  • It allows children to approach difficulties in learning without fear of failure
  • It allows the children to take small steps within learning
  • It develops confidence
  • It is not additional to teaching but should be grounded within everyday teaching and learning
  • It gives clear labels for the children to use to develop understanding of learning processes.

Why are we Building Learning Power?

We believe that BLP is beginning to allow us to develop a common language for learning across the school. The language is used in all classrooms, with all children. This helps everyone talk about understanding learning to learn. We hope that this understanding will begin to spill over into life outside school, where you will be able to reinforce the ideas by encouraging the children to use their learning language in their everyday lives. The idea is that the 5 dispositions (5 Rs) are like a group of "learning muscles". Just as we can build our physical muscles with the right kind of exercise, learning muscles can also be developed and can grow in strength and stamina. It is these we are aiming to develop in the children.

 

The 5-rs

Resilience

Being ready to learn and not giving up.

-         Noticing

-         Managing distractions

-         Absorption

-         Perseverance

Resourcefulness

Having a range of learning strategies.

-         Questioning

-         Capitalising

-         Making links

-         Reasoning

-         Imagining

Reflectiveness

Thinking as a learner and how to do things better.

-         Planning

-         Revising

-         Distilling

-         Meta Learning

Reciprocity

The social aspects of learning.

-         Collaboration

-         Imitation

-         Empathy and listening

-         Independance

Respect

Looking after each other and our environment

-      Showing manners

 

how you can help at home

Resilience

  • Demonstrate/model sticking at things even if they are difficult.
  • Talk about how you feel when you are taking on new challenges.
  • Praise your child when they persevere but also encourage them to take a break when they have had enough.
  • Help them to find interests and activities that are really absorbing.
  • Talk with them about what helps them to concentrate and manage distractions.

Resourcefulness

  • Encourage questions.
  • Demonstrate making links between different ideas
  • Don’t allow your child’s imagination to shrivel up!
  • Help them to find ways of using resources such as dictionaries, reference books and the Internet.

Reflectiveness

  • Encourage them to take responsibility for preparing for school.
  • Ask not what they did at school, but what they learned.
  • Help them to think about, and plan activities.
  • Encourage flexibility and the ability to change a plan if necessary.
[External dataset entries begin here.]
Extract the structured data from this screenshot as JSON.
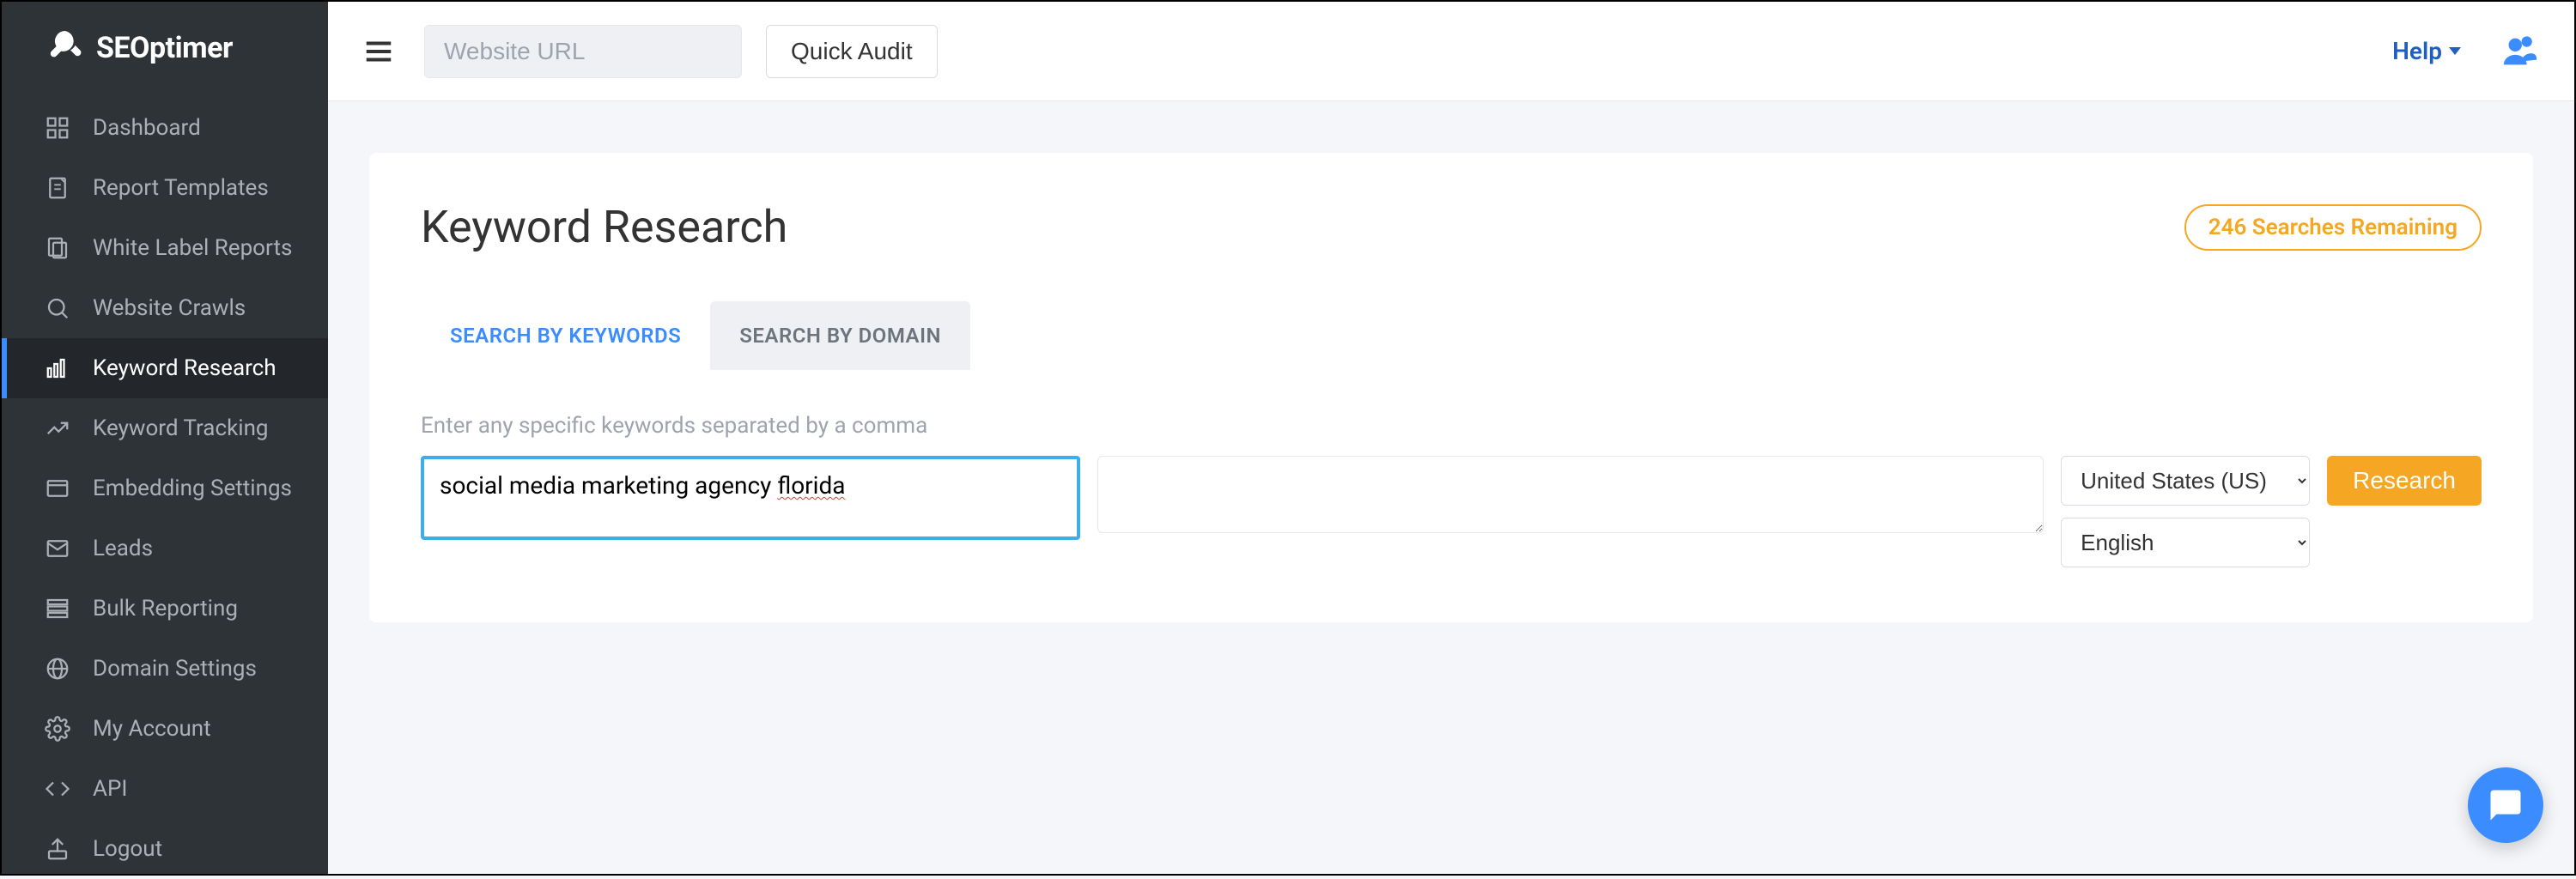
{
  "logo": "SEOptimer",
  "sidebar": {
    "items": [
      {
        "label": "Dashboard",
        "icon": "dashboard"
      },
      {
        "label": "Report Templates",
        "icon": "report"
      },
      {
        "label": "White Label Reports",
        "icon": "whitelabel"
      },
      {
        "label": "Website Crawls",
        "icon": "crawl"
      },
      {
        "label": "Keyword Research",
        "icon": "keyword",
        "active": true
      },
      {
        "label": "Keyword Tracking",
        "icon": "tracking"
      },
      {
        "label": "Embedding Settings",
        "icon": "embed"
      },
      {
        "label": "Leads",
        "icon": "leads"
      },
      {
        "label": "Bulk Reporting",
        "icon": "bulk"
      },
      {
        "label": "Domain Settings",
        "icon": "domain"
      },
      {
        "label": "My Account",
        "icon": "account"
      },
      {
        "label": "API",
        "icon": "api"
      },
      {
        "label": "Logout",
        "icon": "logout"
      }
    ]
  },
  "topbar": {
    "url_placeholder": "Website URL",
    "quick_audit": "Quick Audit",
    "help": "Help"
  },
  "page": {
    "title": "Keyword Research",
    "badge": "246 Searches Remaining",
    "tabs": [
      {
        "label": "SEARCH BY KEYWORDS",
        "active": true
      },
      {
        "label": "SEARCH BY DOMAIN",
        "active": false
      }
    ],
    "hint": "Enter any specific keywords separated by a comma",
    "keyword_value_prefix": "social media marketing agency ",
    "keyword_value_spell": "florida",
    "country": "United States (US)",
    "language": "English",
    "research_btn": "Research"
  }
}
Reciprocity

  • Demonstrate/model being a good learner.
  • Work, play and learn alongside your children, enabling them to pick up good habits through imitation.
  • Make expectations of turn-taking and co-operation clear.

Respect

  • Demonstrate showing respect to everyone
  • Listen to your children.
  • Remind children to take care of their things.